The linothorax doesn't weigh much.  I could run around all day in it and the weight wouldn't become a problem.  That's an advantage you don't get with metal armour, and would have been a real asset to soldiers who needed to be highly mobile, as Alexander's army did.  The downside is that it wouldn't provide as much protection as metal armour.  Linen armour was obviously cheaper than metal armour and for some soldiers would have been all they could afford, but I think weight was a consideration too and it seems like some people may have chosen to use a linothorax instead of a metal breastplate.  Assuming Greek art reflects what was actually worn into battle, even Alexander the Great wore linen armour.

For some reason the cat liked to lie on top of the pteruges (that's the flappy bits at the bottom) when I put them in front of the fire to dry.  The wet glue didn't seem to bother her at all.

Things I have learned from this project:

  • Ideally you want a mate to help you get into your linothorax.  It does bend, but it's extremely stiff and springy, so lacing it up on your own is a bit of a challenge.
  • You'd be able to mount and dismount a horse fairly easily in this armour, and because the extra weight is minimal it shouldn't worry the horse too much.
  • The linothorax doesn't take much skill to make.  It's just a matter of cutting out the pieces and gluing them together.  Anybody could make themselves a suit of armour using this method.  They couldn't do it in a hurry though.
  • I have obviously lost weight since I made my tailor's dummy.  The linothorax fits me okay, but doesn't fit the dummy at all.  I'm glad I discovered that before I tried to drape my next project on the dummy.

In due course I'll make a couple of linen test patches and see how they go against an airgun.  Watch this space!

The Challenge: War and Peace.  Obviously, this relates to the "war" component of War and Peace.

Fabric: Approximately 10 meters of linen.

Pattern: From Reconstructing Ancient Linen Body Armor: Unraveling the Linothorax Mystery by Aldrete et al.  If you want to make a linothorax but don't have the book, the authors have kindly made patterns available online here.

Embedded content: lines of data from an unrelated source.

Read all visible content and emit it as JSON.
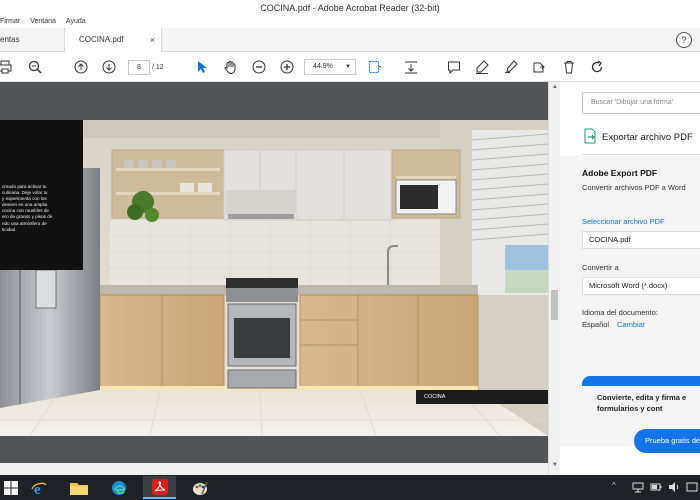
{
  "window": {
    "title": "COCINA.pdf - Adobe Acrobat Reader (32-bit)"
  },
  "menu": {
    "items": [
      "Firmar",
      "Ventana",
      "Ayuda"
    ]
  },
  "tabs": {
    "tools_label": "entas",
    "doc_label": "COCINA.pdf",
    "close_glyph": "×",
    "help_glyph": "?"
  },
  "toolbar": {
    "page_current": "8",
    "page_total": "/ 12",
    "zoom": "44.9%",
    "icons": [
      "print-icon",
      "zoom-search-icon",
      "prev-page-icon",
      "next-page-icon",
      "select-pointer-icon",
      "hand-icon",
      "zoom-out-icon",
      "zoom-in-icon",
      "fit-page-icon",
      "scroll-mode-icon",
      "comment-icon",
      "highlight-icon",
      "sign-icon",
      "share-icon",
      "delete-icon",
      "rotate-icon"
    ]
  },
  "document": {
    "overlay_text_lines": [
      "creado para activar tu",
      "culinaria. Deje volar tu",
      "y experimenta con los",
      " deseen en una amplia",
      "cocina con muebles de",
      "ero de granito y pisos de",
      "ndo una atmósfera de",
      "ticidad."
    ],
    "caption": "COCINA"
  },
  "right_panel": {
    "search_placeholder": "Buscar 'Dibujar una forma'",
    "export_label": "Exportar archivo PDF",
    "heading": "Adobe Export PDF",
    "subtitle": "Convertir archivos PDF a Word",
    "select_file_link": "Seleccionar archivo PDF",
    "file_name": "COCINA.pdf",
    "convert_label": "Convertir a",
    "format_value": "Microsoft Word (*.docx)",
    "language_label": "Idioma del documento:",
    "language_value": "Español",
    "change_link": "Cambiar",
    "promo_line1": "Convierte, edita y firma e",
    "promo_line2": "formularios y cont",
    "trial_button": "Prueba gratis de"
  },
  "taskbar": {
    "apps": [
      "windows-start-icon",
      "ie-icon",
      "file-explorer-icon",
      "edge-icon",
      "acrobat-icon",
      "paint-icon"
    ],
    "active_app": "acrobat-icon"
  },
  "colors": {
    "accent": "#1473e6",
    "doc_background": "#525659",
    "taskbar": "#1e2226"
  }
}
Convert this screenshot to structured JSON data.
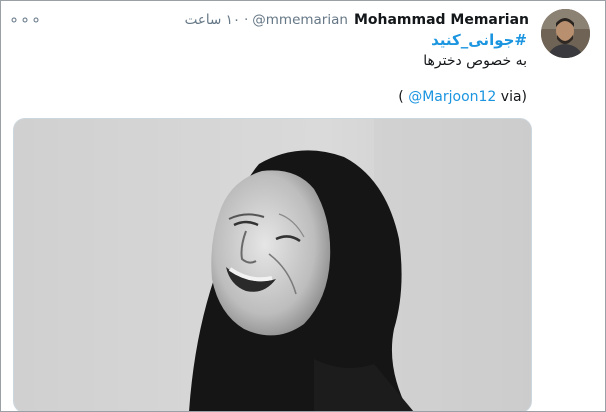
{
  "tweet": {
    "author_name": "Mohammad Memarian",
    "handle": "@mmemarian",
    "separator": "·",
    "timestamp": "۱۰ ساعت",
    "more_icon": "more-horizontal-icon",
    "hashtag": "#جوانی_کنید",
    "body_text": "به خصوص دخترها",
    "via_open": "(",
    "via_mention": "@Marjoon12",
    "via_close": " via)",
    "photo_subject": "black and white portrait photo of a smiling woman in a black headscarf"
  },
  "colors": {
    "link": "#1b95e0",
    "text": "#14171a",
    "secondary": "#657786"
  }
}
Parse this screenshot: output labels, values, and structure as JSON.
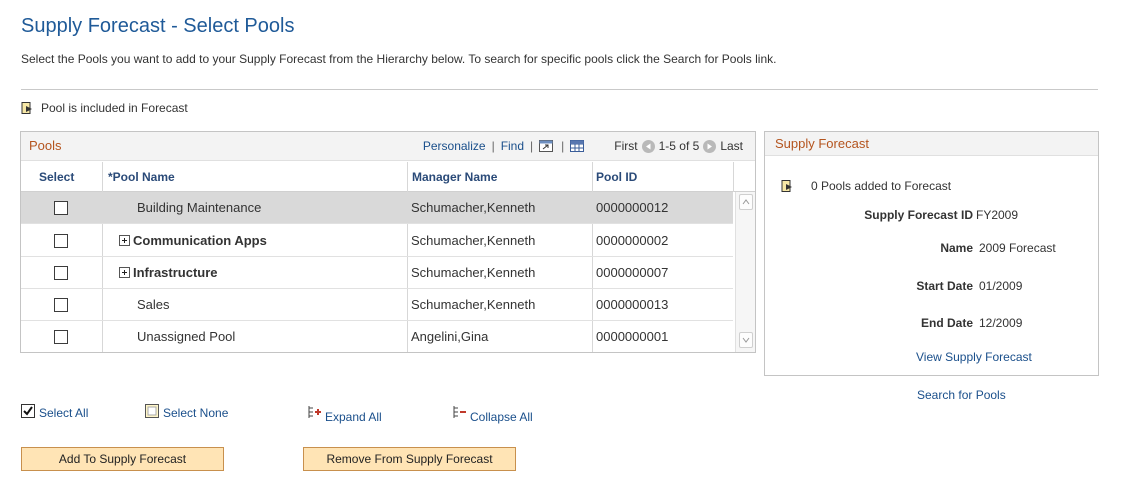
{
  "page": {
    "title": "Supply Forecast - Select Pools",
    "instructions": "Select the Pools you want to add to your Supply Forecast from the Hierarchy below. To search for specific pools click the Search for Pools link.",
    "legend": "Pool is included in Forecast"
  },
  "grid": {
    "caption": "Pools",
    "personalize": "Personalize",
    "find": "Find",
    "first": "First",
    "range": "1-5 of 5",
    "last": "Last",
    "columns": {
      "select": "Select",
      "pool_name": "*Pool Name",
      "manager": "Manager Name",
      "pool_id": "Pool ID"
    },
    "rows": [
      {
        "name": "Building Maintenance",
        "manager": "Schumacher,Kenneth",
        "pool_id": "0000000012",
        "expandable": false,
        "checked": false
      },
      {
        "name": "Communication Apps",
        "manager": "Schumacher,Kenneth",
        "pool_id": "0000000002",
        "expandable": true,
        "checked": false
      },
      {
        "name": "Infrastructure",
        "manager": "Schumacher,Kenneth",
        "pool_id": "0000000007",
        "expandable": true,
        "checked": false
      },
      {
        "name": "Sales",
        "manager": "Schumacher,Kenneth",
        "pool_id": "0000000013",
        "expandable": false,
        "checked": false
      },
      {
        "name": "Unassigned Pool",
        "manager": "Angelini,Gina",
        "pool_id": "0000000001",
        "expandable": false,
        "checked": false
      }
    ]
  },
  "panel": {
    "title": "Supply Forecast",
    "added_text": "0 Pools added to Forecast",
    "fields": {
      "id_label": "Supply Forecast ID",
      "id_value": "FY2009",
      "name_label": "Name",
      "name_value": "2009 Forecast",
      "start_label": "Start Date",
      "start_value": "01/2009",
      "end_label": "End Date",
      "end_value": "12/2009"
    },
    "view_link": "View Supply Forecast"
  },
  "actions": {
    "search_pools": "Search for Pools",
    "select_all": "Select All",
    "select_none": "Select None",
    "expand_all": "Expand All",
    "collapse_all": "Collapse All",
    "add": "Add To Supply Forecast",
    "remove": "Remove From Supply Forecast"
  },
  "colors": {
    "title": "#1f5a98",
    "caption": "#b4541e",
    "link": "#1a4f8b",
    "button_bg": "#ffe4b5",
    "selected_row": "#d9d9d9"
  },
  "icons": [
    "included-in-forecast-icon",
    "zoom-grid-icon",
    "download-icon",
    "first-page-icon",
    "last-page-icon",
    "expand-icon",
    "select-all-icon",
    "select-none-icon",
    "expand-all-icon",
    "collapse-all-icon"
  ]
}
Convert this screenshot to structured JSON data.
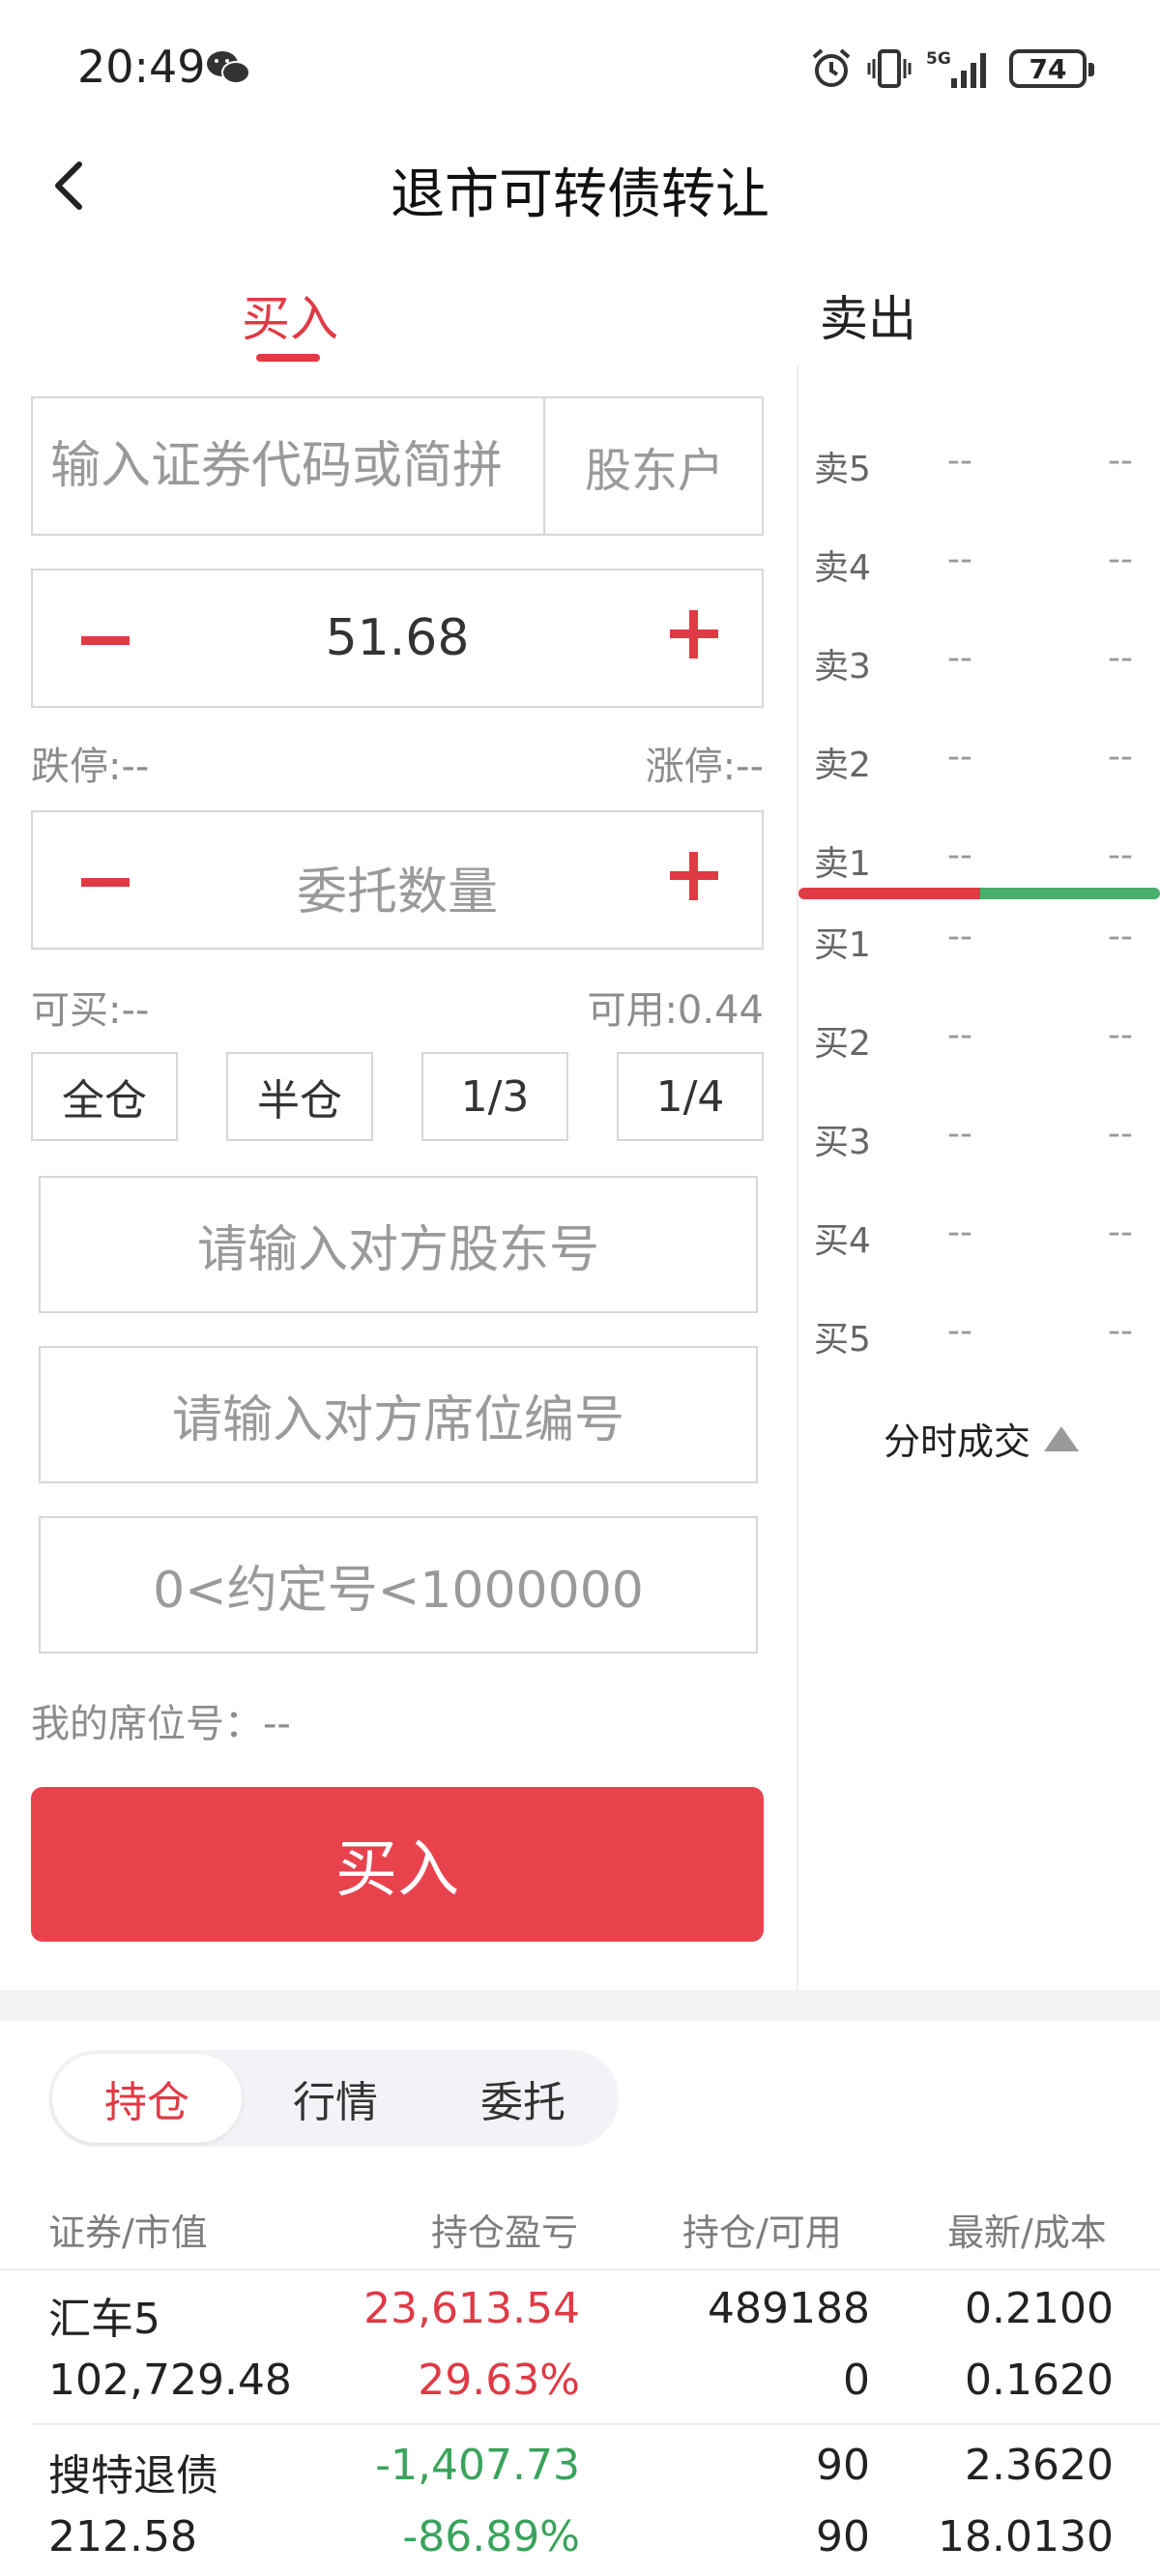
{
  "status_bar": {
    "time": "20:49",
    "network": "5G",
    "battery": "74",
    "icons": [
      "wechat-icon",
      "alarm-icon",
      "vibrate-icon",
      "signal-icon",
      "battery-icon"
    ]
  },
  "header": {
    "title": "退市可转债转让",
    "back_icon": "chevron-left-icon"
  },
  "trade_tabs": {
    "buy": "买入",
    "sell": "卖出",
    "active": "buy"
  },
  "form": {
    "code_placeholder": "输入证券代码或简拼",
    "holder_account": "股东户",
    "price": "51.68",
    "limit_down": "跌停:--",
    "limit_up": "涨停:--",
    "quantity_placeholder": "委托数量",
    "can_buy": "可买:--",
    "available": "可用:0.44",
    "ratios": [
      "全仓",
      "半仓",
      "1/3",
      "1/4"
    ],
    "counterparty_holder_placeholder": "请输入对方股东号",
    "counterparty_seat_placeholder": "请输入对方席位编号",
    "agreement_no_placeholder": "0<约定号<1000000",
    "my_seat": "我的席位号：--",
    "submit": "买入"
  },
  "order_book": {
    "sell": [
      {
        "label": "卖5",
        "price": "--",
        "volume": "--"
      },
      {
        "label": "卖4",
        "price": "--",
        "volume": "--"
      },
      {
        "label": "卖3",
        "price": "--",
        "volume": "--"
      },
      {
        "label": "卖2",
        "price": "--",
        "volume": "--"
      },
      {
        "label": "卖1",
        "price": "--",
        "volume": "--"
      }
    ],
    "buy": [
      {
        "label": "买1",
        "price": "--",
        "volume": "--"
      },
      {
        "label": "买2",
        "price": "--",
        "volume": "--"
      },
      {
        "label": "买3",
        "price": "--",
        "volume": "--"
      },
      {
        "label": "买4",
        "price": "--",
        "volume": "--"
      },
      {
        "label": "买5",
        "price": "--",
        "volume": "--"
      }
    ],
    "ticks_toggle": "分时成交",
    "colors": {
      "sell": "#e03a45",
      "buy": "#4aae6c"
    }
  },
  "bottom_tabs": {
    "items": [
      "持仓",
      "行情",
      "委托"
    ],
    "active": "持仓"
  },
  "holdings": {
    "headers": [
      "证券/市值",
      "持仓盈亏",
      "持仓/可用",
      "最新/成本"
    ],
    "rows": [
      {
        "name": "汇车5",
        "market_value": "102,729.48",
        "pnl": "23,613.54",
        "pnl_pct": "29.63%",
        "position": "489188",
        "available": "0",
        "latest": "0.2100",
        "cost": "0.1620",
        "trend": "up"
      },
      {
        "name": "搜特退债",
        "market_value": "212.58",
        "pnl": "-1,407.73",
        "pnl_pct": "-86.89%",
        "position": "90",
        "available": "90",
        "latest": "2.3620",
        "cost": "18.0130",
        "trend": "down"
      }
    ]
  }
}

Year: We have pictures of this type of armour from approximately 600BCE to 200BCE.  We also know that linen armour was used in Mycenaean times, but I'm not aware of any images from before the 6th century showing armour that looks like this.

Notions: 750 grams worth of rabbit skin glue from Gordon Harris.

How historically accurate is it?  Probably not bad.  This reconstruction is conjectural, but it does replicate what we see in the pictures using materials and processes available at the time, and it provides effective protection against the weaponry used at the time.  Aldrete and co were able to source linen that had been processed, spun, and woven by hand just like the Greeks would have used, but my linen is commercially produced. According to the book, handmade linen is slightly less resistant to arrow penetration.

Hours to complete: This is hard to estimate.  Once each layer has been glued it takes anywhere up to 24 hours to dry, and you kind of have to do each layer individually, but actually pasting a layer on only takes a couple of minutes.  Aldrete and co have calculated that making a linothorax from start to finish required somewhere around 715 man hours.  Of course it takes much less time if you buy the linen.

First worn: I tried it on quite a few times to check the fit, see how much it weighed etc.

Total cost: About $145, and it would have been nearly double that if I hadn't bought the linen on sale.